know your rights lg

A big day for the equal rights of people with intellectual disability – part 1

To Whom It Should Concern – Part 1

Monday 24th November 2014 has been a big day for standing up for the equal rights of people with intellectual disability.

First, the Senate rejected the Government’s bill to introduce the BSWAT Payment Scheme Bill. This Bill was an unjust remedy by the Government to address the discrimination in how the wages of thousands of people with intellectual disability in Australian Disability Enterprises (formerly sheltered workshops) are determined. A discrimination brought to light by two men with disability.

Second, the Australian Law Reform Commission proposed reform to Commonwealth and State laws to ensure that supported decision making is encouraged with the right support; and that representative decision-makers are appointed only as a last resort. The need to be supported in making decisions has never been more pertinent given the NDIS and the emphasis on choice and control.

Third, ABC 4 Corners exposed sexual abuses of people with disability by carers employed by Yooralla, and a governance culture that was inadequate to protect people with disability from this abuse.

The 4 Corners program highlight a number of characteristics of people with significant disability which are apparent. Characteristics that are under-recognised but common across the events of the day.

1. People with significant disability are vulnerable to abuse, neglect and discrimination . .  be it physical, sexual abuse or abuse of equal rights in employment.

2. People with significant disability are “easily led”. People with disability can be used and abused to meet the needs of others at the expense of their rights.

3. People with significant disability are sometimes unable to give valid consent – even after the best supported decision making support.

4. People with significant intellectual disability in segregated employment or accommodation services may have heightened vulnerability because “those who are watching” are just as vulnerable as the people targeted for abuse.

4. People with significant disability often have great difficulty in reporting abuse on their own.

When these “facts” or “characteristics” are considered carefully, there is a strong basis for accommodations and safeguards that are put in place rather than reliance on typical due processes or governance that may be acceptable in other circumstances.

For example, many employees with intellectual disability in ADEs are highly vulnerable to the interests of ADE staff and employers.
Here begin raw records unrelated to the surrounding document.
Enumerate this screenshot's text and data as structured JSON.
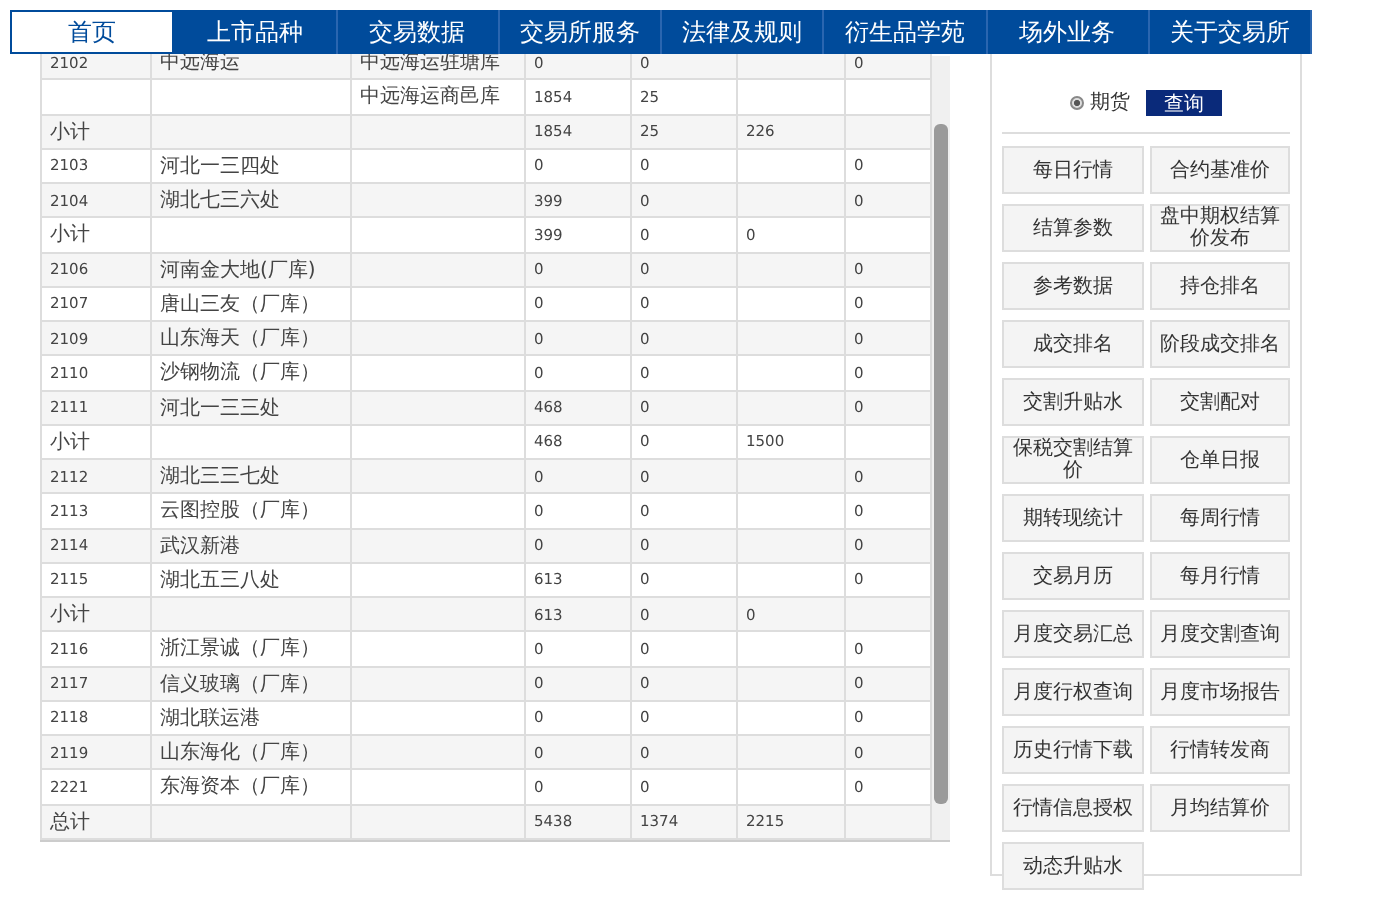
{
  "nav": [
    {
      "label": "首页",
      "selected": true
    },
    {
      "label": "上市品种",
      "selected": false
    },
    {
      "label": "交易数据",
      "selected": false
    },
    {
      "label": "交易所服务",
      "selected": false
    },
    {
      "label": "法律及规则",
      "selected": false
    },
    {
      "label": "衍生品学苑",
      "selected": false
    },
    {
      "label": "场外业务",
      "selected": false
    },
    {
      "label": "关于交易所",
      "selected": false
    }
  ],
  "table": {
    "rows": [
      [
        "2102",
        "中远海运",
        "中远海运驻塘库",
        "0",
        "0",
        "",
        "0"
      ],
      [
        "",
        "",
        "中远海运商邑库",
        "1854",
        "25",
        "",
        ""
      ],
      [
        "小计",
        "",
        "",
        "1854",
        "25",
        "226",
        ""
      ],
      [
        "2103",
        "河北一三四处",
        "",
        "0",
        "0",
        "",
        "0"
      ],
      [
        "2104",
        "湖北七三六处",
        "",
        "399",
        "0",
        "",
        "0"
      ],
      [
        "小计",
        "",
        "",
        "399",
        "0",
        "0",
        ""
      ],
      [
        "2106",
        "河南金大地(厂库)",
        "",
        "0",
        "0",
        "",
        "0"
      ],
      [
        "2107",
        "唐山三友（厂库）",
        "",
        "0",
        "0",
        "",
        "0"
      ],
      [
        "2109",
        "山东海天（厂库）",
        "",
        "0",
        "0",
        "",
        "0"
      ],
      [
        "2110",
        "沙钢物流（厂库）",
        "",
        "0",
        "0",
        "",
        "0"
      ],
      [
        "2111",
        "河北一三三处",
        "",
        "468",
        "0",
        "",
        "0"
      ],
      [
        "小计",
        "",
        "",
        "468",
        "0",
        "1500",
        ""
      ],
      [
        "2112",
        "湖北三三七处",
        "",
        "0",
        "0",
        "",
        "0"
      ],
      [
        "2113",
        "云图控股（厂库）",
        "",
        "0",
        "0",
        "",
        "0"
      ],
      [
        "2114",
        "武汉新港",
        "",
        "0",
        "0",
        "",
        "0"
      ],
      [
        "2115",
        "湖北五三八处",
        "",
        "613",
        "0",
        "",
        "0"
      ],
      [
        "小计",
        "",
        "",
        "613",
        "0",
        "0",
        ""
      ],
      [
        "2116",
        "浙江景诚（厂库）",
        "",
        "0",
        "0",
        "",
        "0"
      ],
      [
        "2117",
        "信义玻璃（厂库）",
        "",
        "0",
        "0",
        "",
        "0"
      ],
      [
        "2118",
        "湖北联运港",
        "",
        "0",
        "0",
        "",
        "0"
      ],
      [
        "2119",
        "山东海化（厂库）",
        "",
        "0",
        "0",
        "",
        "0"
      ],
      [
        "2221",
        "东海资本（厂库）",
        "",
        "0",
        "0",
        "",
        "0"
      ],
      [
        "总计",
        "",
        "",
        "5438",
        "1374",
        "2215",
        ""
      ]
    ]
  },
  "query": {
    "radio": {
      "label": "期货",
      "selected": true
    },
    "button": "查询"
  },
  "links": [
    "每日行情",
    "合约基准价",
    "结算参数",
    "盘中期权结算价发布",
    "参考数据",
    "持仓排名",
    "成交排名",
    "阶段成交排名",
    "交割升贴水",
    "交割配对",
    "保税交割结算价",
    "仓单日报",
    "期转现统计",
    "每周行情",
    "交易月历",
    "每月行情",
    "月度交易汇总",
    "月度交割查询",
    "月度行权查询",
    "月度市场报告",
    "历史行情下载",
    "行情转发商",
    "行情信息授权",
    "月均结算价",
    "动态升贴水"
  ]
}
Many employees in ADEs are easily led to vote for a certified agreement when valid consent is questionable.  It is not a coincidence that people with intellectual disability are subject to discriminatory employment practices in how award wages are assessed.

The Senate decision to reject the BSWAT Bill will ensure that the independence of the Federal Court will ensure that people with intellectual disability – discriminated by the Commonwealth and ADEs – are properly compensated. In other words, why would we let the “discriminator” determine the quantum of compensation and the process or redress. We must also note that some of the sexual abuse identified by 4 Corners involved employees in ADEs. This is not to suggest a juxtaposition between ADEs and abuse – but to point out that people with intellectual disability are vulnerable and this is vulnerability is heightened when grouped with others people with disability in segregated places.

We must also begin to recognise that Australia spends substantial amounts of money on disability support services – and this will only increase under the NDIS. As we saw in the 4 Corners report, there was evidence of “scamming” with clients that did not exist. I have also listened to families who are heavily marketed by disability services competing for the cash families bring to providers when they register for support. This means that – more than ever – advocacy and safeguards against abuse are important(!)

Unfortunately the “angelic” image of disability services is naive.

As 4 Corners point out, there are clearly service providers and staff who are impeccable in their competence and fidelity with the rights and dignity of people with intellectual disability. While addressing the very serious issues of abuse across all disability services we must support those services and staff who are doing ‘the right thing’.